MATERIAL FOR THIS TASK Start Marker

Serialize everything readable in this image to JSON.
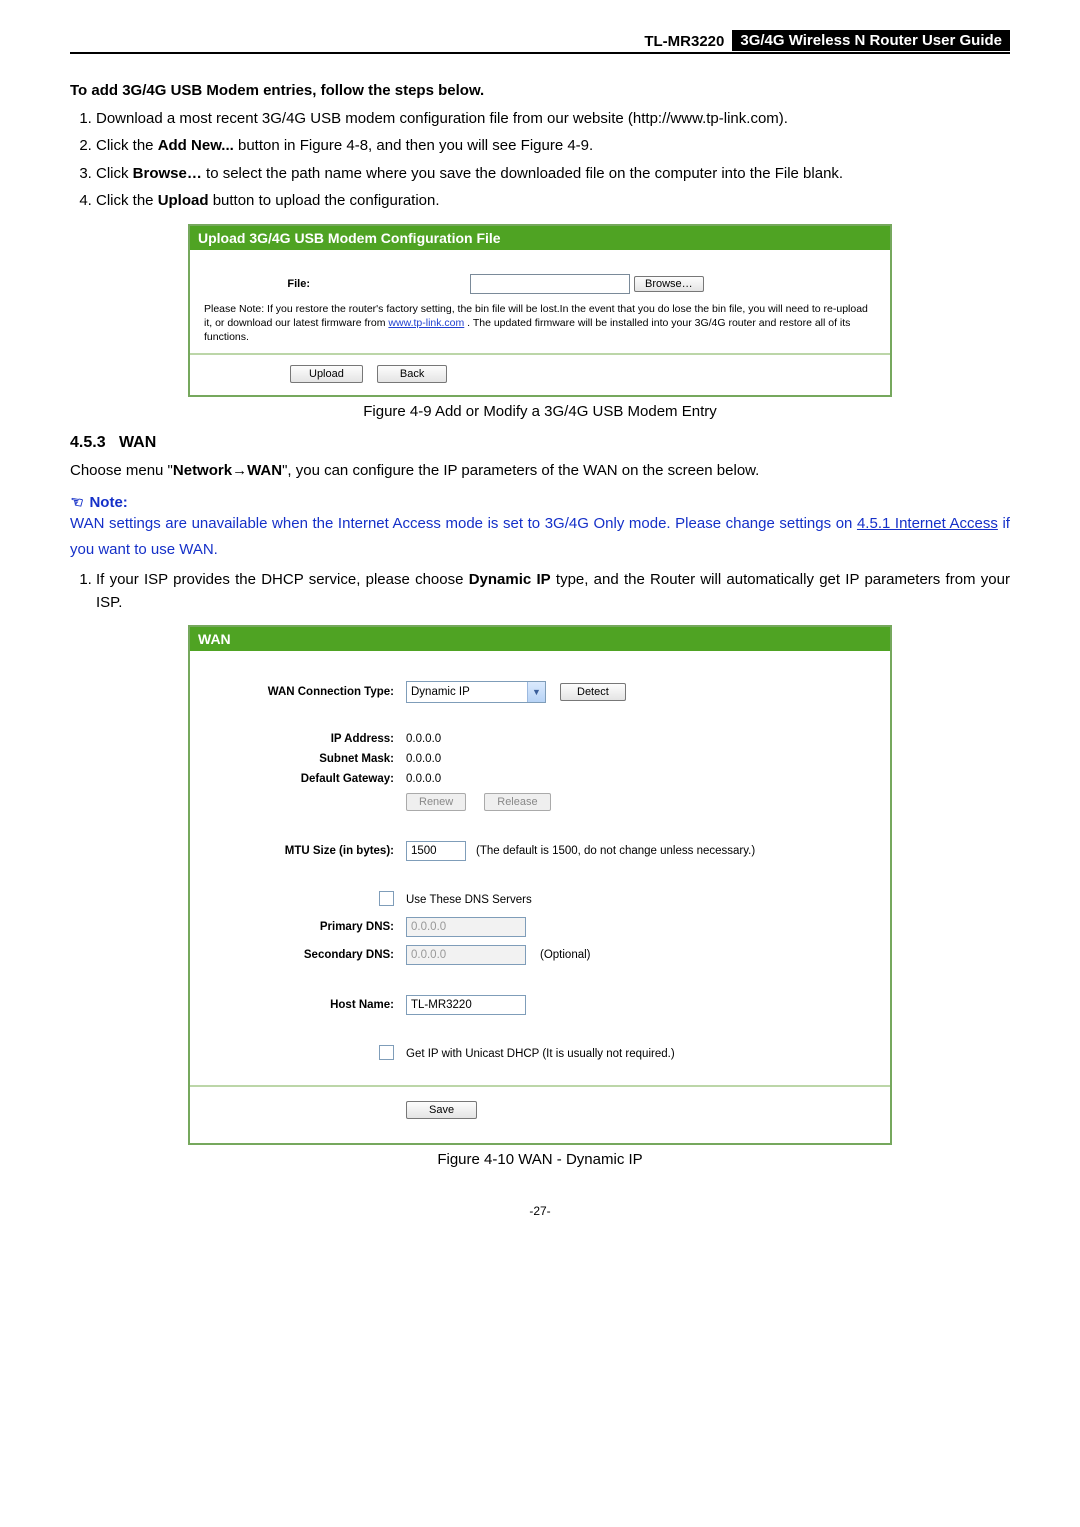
{
  "header": {
    "model": "TL-MR3220",
    "title": "3G/4G Wireless N Router User Guide"
  },
  "section1": {
    "heading": "To add 3G/4G USB Modem entries, follow the steps below.",
    "steps": {
      "s1a": "Download a most recent 3G/4G USB modem configuration file from our website (http://www.tp-link.com).",
      "s2a": "Click the ",
      "s2b": "Add New...",
      "s2c": " button in Figure 4-8, and then you will see Figure 4-9.",
      "s3a": "Click ",
      "s3b": "Browse…",
      "s3c": " to select the path name where you save the downloaded file on the computer into the File blank.",
      "s4a": "Click the ",
      "s4b": "Upload",
      "s4c": " button to upload the configuration."
    }
  },
  "fig1": {
    "title": "Upload 3G/4G USB Modem Configuration File",
    "file_label": "File:",
    "browse": "Browse…",
    "note_a": "Please Note: If you restore the router's factory setting, the bin file will be lost.In the event that you do lose the bin file, you will need to re-upload it, or download our latest firmware from ",
    "note_link": "www.tp-link.com",
    "note_b": " . The updated firmware will be installed into your 3G/4G router and restore all of its functions.",
    "upload": "Upload",
    "back": "Back",
    "caption": "Figure 4-9   Add or Modify a 3G/4G USB Modem Entry"
  },
  "wan_section": {
    "num": "4.5.3",
    "title": "WAN",
    "p1a": "Choose menu \"",
    "p1b": "Network",
    "p1c": "→",
    "p1d": "WAN",
    "p1e": "\", you can configure the IP parameters of the WAN on the screen below.",
    "note_hd": "Note:",
    "note_a": "WAN settings are unavailable when the Internet Access mode is set to 3G/4G Only mode. Please change settings on ",
    "note_link": "4.5.1 Internet Access",
    "note_b": " if you want to use WAN.",
    "li1a": "If your ISP provides the DHCP service, please choose ",
    "li1b": "Dynamic IP",
    "li1c": " type, and the Router will automatically get IP parameters from your ISP."
  },
  "fig2": {
    "title": "WAN",
    "labels": {
      "conn_type": "WAN Connection Type:",
      "ip": "IP Address:",
      "mask": "Subnet Mask:",
      "gw": "Default Gateway:",
      "mtu": "MTU Size (in bytes):",
      "pdns": "Primary DNS:",
      "sdns": "Secondary DNS:",
      "host": "Host Name:"
    },
    "values": {
      "conn_type": "Dynamic IP",
      "detect": "Detect",
      "ip": "0.0.0.0",
      "mask": "0.0.0.0",
      "gw": "0.0.0.0",
      "renew": "Renew",
      "release": "Release",
      "mtu": "1500",
      "mtu_hint": "(The default is 1500, do not change unless necessary.)",
      "use_dns": "Use These DNS Servers",
      "pdns": "0.0.0.0",
      "sdns": "0.0.0.0",
      "optional": "(Optional)",
      "host": "TL-MR3220",
      "unicast": "Get IP with Unicast DHCP (It is usually not required.)",
      "save": "Save"
    },
    "caption": "Figure 4-10 WAN - Dynamic IP"
  },
  "page_num": "-27-"
}
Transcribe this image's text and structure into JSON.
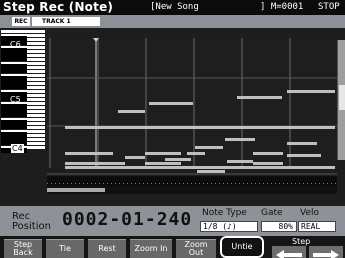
{
  "header": {
    "title": "Step Rec (Note)",
    "song": "[New Song",
    "measure": "] M=0001",
    "status": "STOP"
  },
  "track": {
    "rec_label": "REC",
    "track_label": "TRACK 1"
  },
  "keyboard": {
    "labels": [
      "C6",
      "C5",
      "C4"
    ]
  },
  "info": {
    "rec_position_label": "Rec Position",
    "position": "0002-01-240",
    "note_type_header": "Note Type",
    "gate_header": "Gate",
    "velo_header": "Velo",
    "note_type_value": "1/8  (♪)",
    "gate_value": "80%",
    "velo_value": "REAL"
  },
  "function_bar": {
    "step_back": "Step Back",
    "tie": "Tie",
    "rest": "Rest",
    "zoom_in": "Zoom In",
    "zoom_out": "Zoom Out",
    "untie": "Untie",
    "step": "Step"
  },
  "colors": {
    "title_bg": "#0b0b0b",
    "panel_gray": "#8e9298",
    "roll_bg": "#1d1d1d",
    "note": "#bfbfbf"
  }
}
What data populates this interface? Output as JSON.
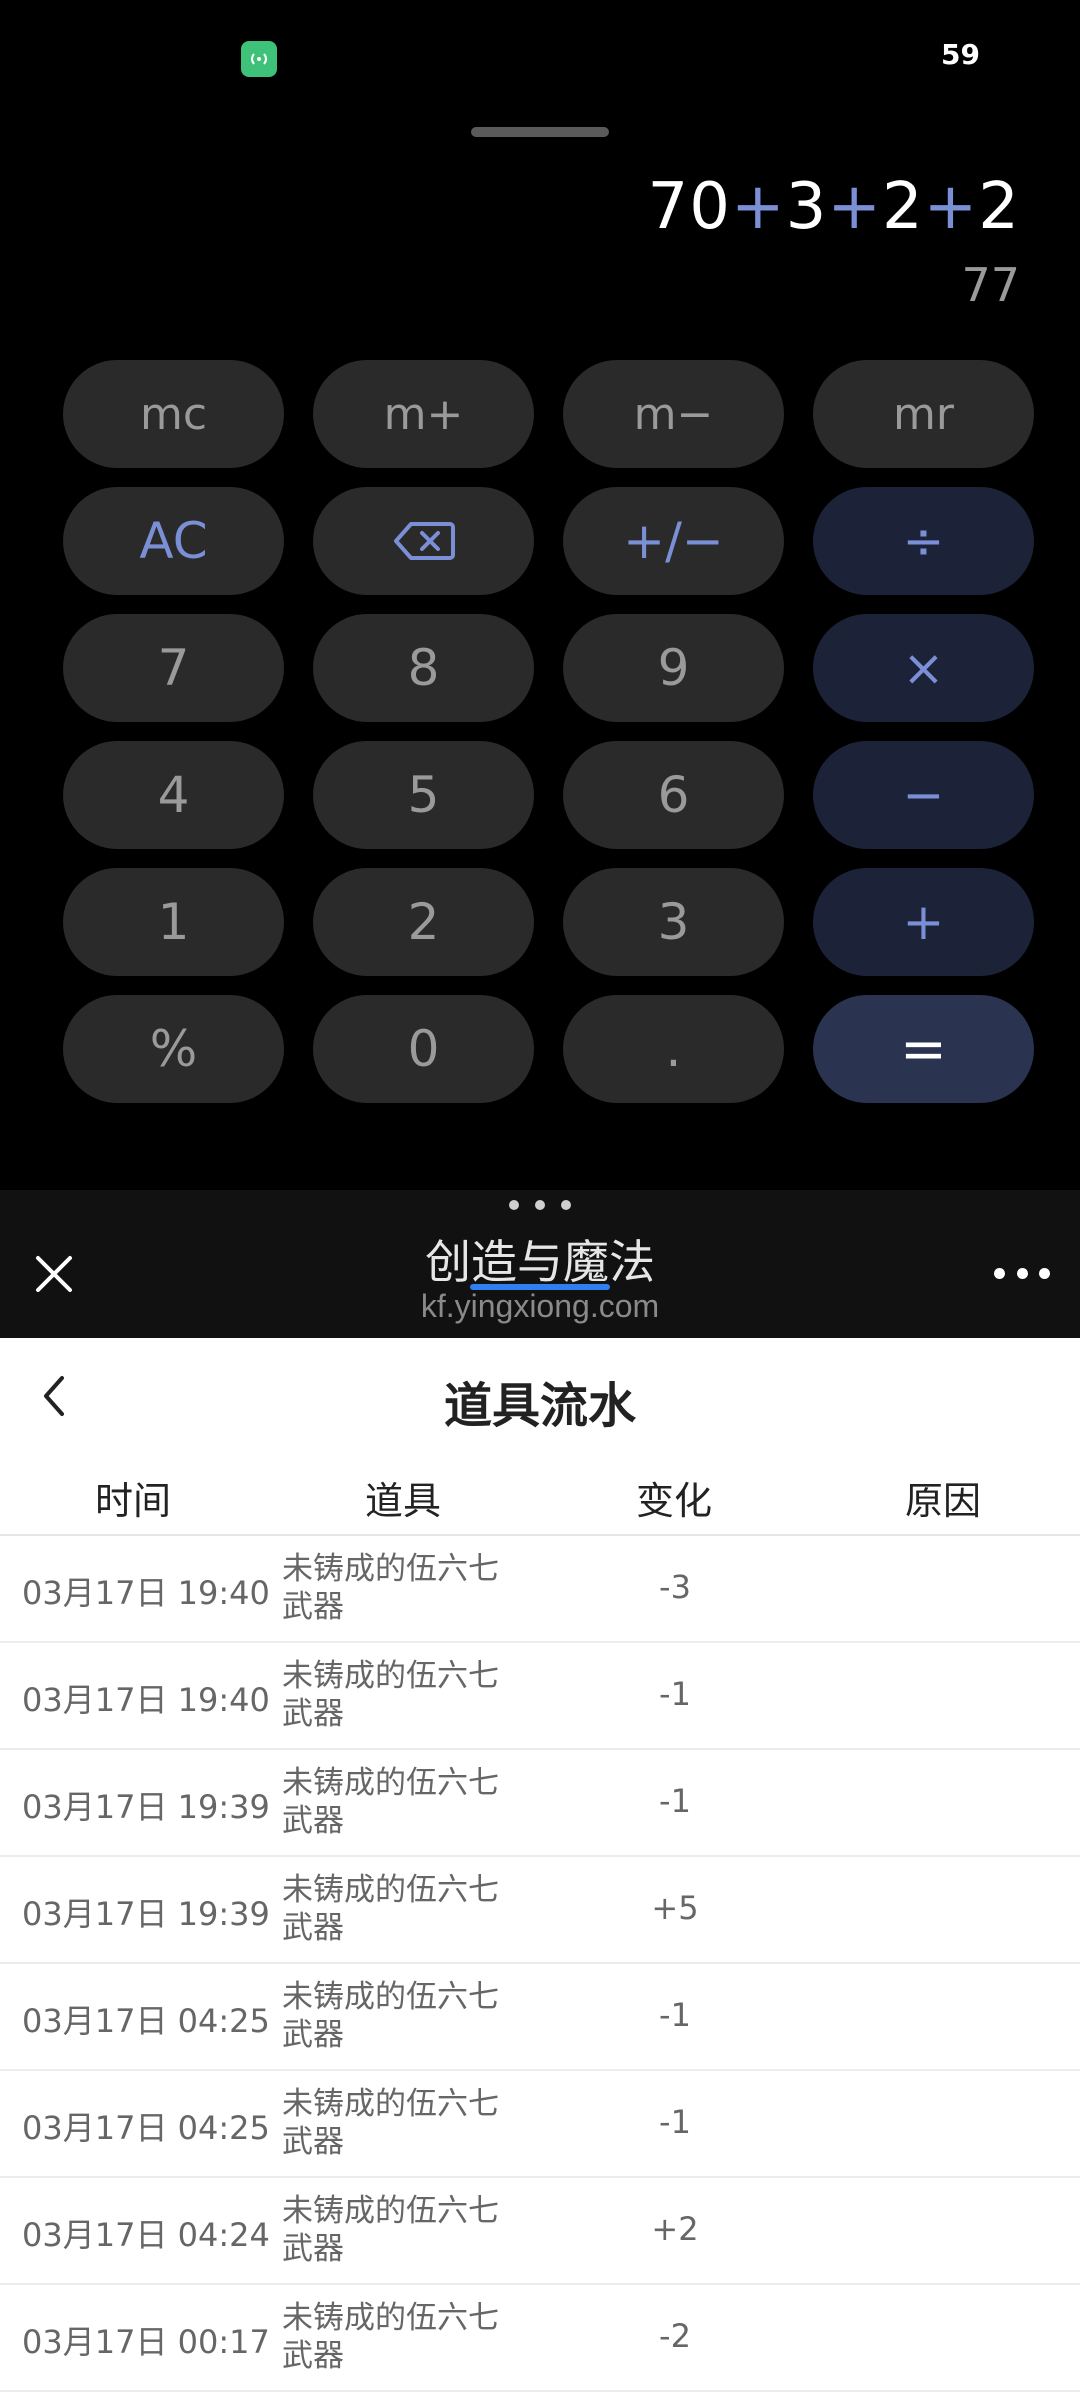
{
  "status_bar": {
    "hotspot_icon": "hotspot-icon",
    "battery": "59"
  },
  "calculator": {
    "expression": [
      "70",
      "+",
      "3",
      "+",
      "2",
      "+",
      "2"
    ],
    "result": "77",
    "keys": [
      {
        "label": "mc",
        "kind": "mem"
      },
      {
        "label": "m+",
        "kind": "mem"
      },
      {
        "label": "m−",
        "kind": "mem"
      },
      {
        "label": "mr",
        "kind": "mem"
      },
      {
        "label": "AC",
        "kind": "fn"
      },
      {
        "label": "⌫",
        "kind": "fn",
        "icon": "backspace-icon"
      },
      {
        "label": "+/−",
        "kind": "fn"
      },
      {
        "label": "÷",
        "kind": "op"
      },
      {
        "label": "7",
        "kind": "num"
      },
      {
        "label": "8",
        "kind": "num"
      },
      {
        "label": "9",
        "kind": "num"
      },
      {
        "label": "×",
        "kind": "op"
      },
      {
        "label": "4",
        "kind": "num"
      },
      {
        "label": "5",
        "kind": "num"
      },
      {
        "label": "6",
        "kind": "num"
      },
      {
        "label": "−",
        "kind": "op"
      },
      {
        "label": "1",
        "kind": "num"
      },
      {
        "label": "2",
        "kind": "num"
      },
      {
        "label": "3",
        "kind": "num"
      },
      {
        "label": "+",
        "kind": "op"
      },
      {
        "label": "%",
        "kind": "num"
      },
      {
        "label": "0",
        "kind": "num"
      },
      {
        "label": ".",
        "kind": "num"
      },
      {
        "label": "=",
        "kind": "eq"
      }
    ]
  },
  "mini_program": {
    "title": "创造与魔法",
    "url": "kf.yingxiong.com",
    "close_icon": "close-icon",
    "more_icon": "more-icon"
  },
  "page": {
    "title": "道具流水",
    "back_icon": "back-icon",
    "columns": [
      "时间",
      "道具",
      "变化",
      "原因"
    ],
    "rows": [
      {
        "time": "03月17日 19:40",
        "item": "未铸成的伍六七武器",
        "change": "-3",
        "reason": ""
      },
      {
        "time": "03月17日 19:40",
        "item": "未铸成的伍六七武器",
        "change": "-1",
        "reason": ""
      },
      {
        "time": "03月17日 19:39",
        "item": "未铸成的伍六七武器",
        "change": "-1",
        "reason": ""
      },
      {
        "time": "03月17日 19:39",
        "item": "未铸成的伍六七武器",
        "change": "+5",
        "reason": ""
      },
      {
        "time": "03月17日 04:25",
        "item": "未铸成的伍六七武器",
        "change": "-1",
        "reason": ""
      },
      {
        "time": "03月17日 04:25",
        "item": "未铸成的伍六七武器",
        "change": "-1",
        "reason": ""
      },
      {
        "time": "03月17日 04:24",
        "item": "未铸成的伍六七武器",
        "change": "+2",
        "reason": ""
      },
      {
        "time": "03月17日 00:17",
        "item": "未铸成的伍六七武器",
        "change": "-2",
        "reason": ""
      }
    ]
  },
  "colors": {
    "accent": "#7b8fd6",
    "op_key_bg": "#1c2338",
    "eq_key_bg": "#2a3450",
    "key_bg": "#2a2a2a",
    "link_underline": "#2f7ff2"
  }
}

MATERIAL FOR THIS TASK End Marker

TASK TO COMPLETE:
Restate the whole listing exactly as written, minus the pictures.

WRITTEN REPLY:
Serialize everything readable in this image to JSON.
{
  "header": {
    "model": "TL-MR3220",
    "title": "3G/4G Wireless N Router User Guide"
  },
  "section1": {
    "heading": "To add 3G/4G USB Modem entries, follow the steps below.",
    "steps": {
      "s1a": "Download a most recent 3G/4G USB modem configuration file from our website (http://www.tp-link.com).",
      "s2a": "Click the ",
      "s2b": "Add New...",
      "s2c": " button in Figure 4-8, and then you will see Figure 4-9.",
      "s3a": "Click ",
      "s3b": "Browse…",
      "s3c": " to select the path name where you save the downloaded file on the computer into the File blank.",
      "s4a": "Click the ",
      "s4b": "Upload",
      "s4c": " button to upload the configuration."
    }
  },
  "fig1": {
    "title": "Upload 3G/4G USB Modem Configuration File",
    "file_label": "File:",
    "browse": "Browse…",
    "note_a": "Please Note: If you restore the router's factory setting, the bin file will be lost.In the event that you do lose the bin file, you will need to re-upload it, or download our latest firmware from ",
    "note_link": "www.tp-link.com",
    "note_b": " . The updated firmware will be installed into your 3G/4G router and restore all of its functions.",
    "upload": "Upload",
    "back": "Back",
    "caption": "Figure 4-9   Add or Modify a 3G/4G USB Modem Entry"
  },
  "wan_section": {
    "num": "4.5.3",
    "title": "WAN",
    "p1a": "Choose menu \"",
    "p1b": "Network",
    "p1c": "→",
    "p1d": "WAN",
    "p1e": "\", you can configure the IP parameters of the WAN on the screen below.",
    "note_hd": "Note:",
    "note_a": "WAN settings are unavailable when the Internet Access mode is set to 3G/4G Only mode. Please change settings on ",
    "note_link": "4.5.1 Internet Access",
    "note_b": " if you want to use WAN.",
    "li1a": "If your ISP provides the DHCP service, please choose ",
    "li1b": "Dynamic IP",
    "li1c": " type, and the Router will automatically get IP parameters from your ISP."
  },
  "fig2": {
    "title": "WAN",
    "labels": {
      "conn_type": "WAN Connection Type:",
      "ip": "IP Address:",
      "mask": "Subnet Mask:",
      "gw": "Default Gateway:",
      "mtu": "MTU Size (in bytes):",
      "pdns": "Primary DNS:",
      "sdns": "Secondary DNS:",
      "host": "Host Name:"
    },
    "values": {
      "conn_type": "Dynamic IP",
      "detect": "Detect",
      "ip": "0.0.0.0",
      "mask": "0.0.0.0",
      "gw": "0.0.0.0",
      "renew": "Renew",
      "release": "Release",
      "mtu": "1500",
      "mtu_hint": "(The default is 1500, do not change unless necessary.)",
      "use_dns": "Use These DNS Servers",
      "pdns": "0.0.0.0",
      "sdns": "0.0.0.0",
      "optional": "(Optional)",
      "host": "TL-MR3220",
      "unicast": "Get IP with Unicast DHCP (It is usually not required.)",
      "save": "Save"
    },
    "caption": "Figure 4-10 WAN - Dynamic IP"
  },
  "page_num": "-27-"
}
Transcribe this image's text and structure into JSON.
{
  "header": {
    "title": "Step Rec (Note)",
    "song": "[New Song",
    "measure": "] M=0001",
    "status": "STOP"
  },
  "track": {
    "rec_label": "REC",
    "track_label": "TRACK 1"
  },
  "keyboard": {
    "labels": [
      "C6",
      "C5",
      "C4"
    ]
  },
  "info": {
    "rec_position_label": "Rec Position",
    "position": "0002-01-240",
    "note_type_header": "Note Type",
    "gate_header": "Gate",
    "velo_header": "Velo",
    "note_type_value": "1/8  (♪)",
    "gate_value": "80%",
    "velo_value": "REAL"
  },
  "function_bar": {
    "step_back": "Step Back",
    "tie": "Tie",
    "rest": "Rest",
    "zoom_in": "Zoom In",
    "zoom_out": "Zoom Out",
    "untie": "Untie",
    "step": "Step"
  },
  "colors": {
    "title_bg": "#0b0b0b",
    "panel_gray": "#8e9298",
    "roll_bg": "#1d1d1d",
    "note": "#bfbfbf"
  }
}
What data populates this interface? Output as JSON.
{
  "status_bar": {
    "hotspot_icon": "hotspot-icon",
    "battery": "59"
  },
  "calculator": {
    "expression": [
      "70",
      "+",
      "3",
      "+",
      "2",
      "+",
      "2"
    ],
    "result": "77",
    "keys": [
      {
        "label": "mc",
        "kind": "mem"
      },
      {
        "label": "m+",
        "kind": "mem"
      },
      {
        "label": "m−",
        "kind": "mem"
      },
      {
        "label": "mr",
        "kind": "mem"
      },
      {
        "label": "AC",
        "kind": "fn"
      },
      {
        "label": "⌫",
        "kind": "fn",
        "icon": "backspace-icon"
      },
      {
        "label": "+/−",
        "kind": "fn"
      },
      {
        "label": "÷",
        "kind": "op"
      },
      {
        "label": "7",
        "kind": "num"
      },
      {
        "label": "8",
        "kind": "num"
      },
      {
        "label": "9",
        "kind": "num"
      },
      {
        "label": "×",
        "kind": "op"
      },
      {
        "label": "4",
        "kind": "num"
      },
      {
        "label": "5",
        "kind": "num"
      },
      {
        "label": "6",
        "kind": "num"
      },
      {
        "label": "−",
        "kind": "op"
      },
      {
        "label": "1",
        "kind": "num"
      },
      {
        "label": "2",
        "kind": "num"
      },
      {
        "label": "3",
        "kind": "num"
      },
      {
        "label": "+",
        "kind": "op"
      },
      {
        "label": "%",
        "kind": "num"
      },
      {
        "label": "0",
        "kind": "num"
      },
      {
        "label": ".",
        "kind": "num"
      },
      {
        "label": "=",
        "kind": "eq"
      }
    ]
  },
  "mini_program": {
    "title": "创造与魔法",
    "url": "kf.yingxiong.com",
    "close_icon": "close-icon",
    "more_icon": "more-icon"
  },
  "page": {
    "title": "道具流水",
    "back_icon": "back-icon",
    "columns": [
      "时间",
      "道具",
      "变化",
      "原因"
    ],
    "rows": [
      {
        "time": "03月17日 19:40",
        "item": "未铸成的伍六七武器",
        "change": "-3",
        "reason": ""
      },
      {
        "time": "03月17日 19:40",
        "item": "未铸成的伍六七武器",
        "change": "-1",
        "reason": ""
      },
      {
        "time": "03月17日 19:39",
        "item": "未铸成的伍六七武器",
        "change": "-1",
        "reason": ""
      },
      {
        "time": "03月17日 19:39",
        "item": "未铸成的伍六七武器",
        "change": "+5",
        "reason": ""
      },
      {
        "time": "03月17日 04:25",
        "item": "未铸成的伍六七武器",
        "change": "-1",
        "reason": ""
      },
      {
        "time": "03月17日 04:25",
        "item": "未铸成的伍六七武器",
        "change": "-1",
        "reason": ""
      },
      {
        "time": "03月17日 04:24",
        "item": "未铸成的伍六七武器",
        "change": "+2",
        "reason": ""
      },
      {
        "time": "03月17日 00:17",
        "item": "未铸成的伍六七武器",
        "change": "-2",
        "reason": ""
      }
    ]
  },
  "colors": {
    "accent": "#7b8fd6",
    "op_key_bg": "#1c2338",
    "eq_key_bg": "#2a3450",
    "key_bg": "#2a2a2a",
    "link_underline": "#2f7ff2"
  }
}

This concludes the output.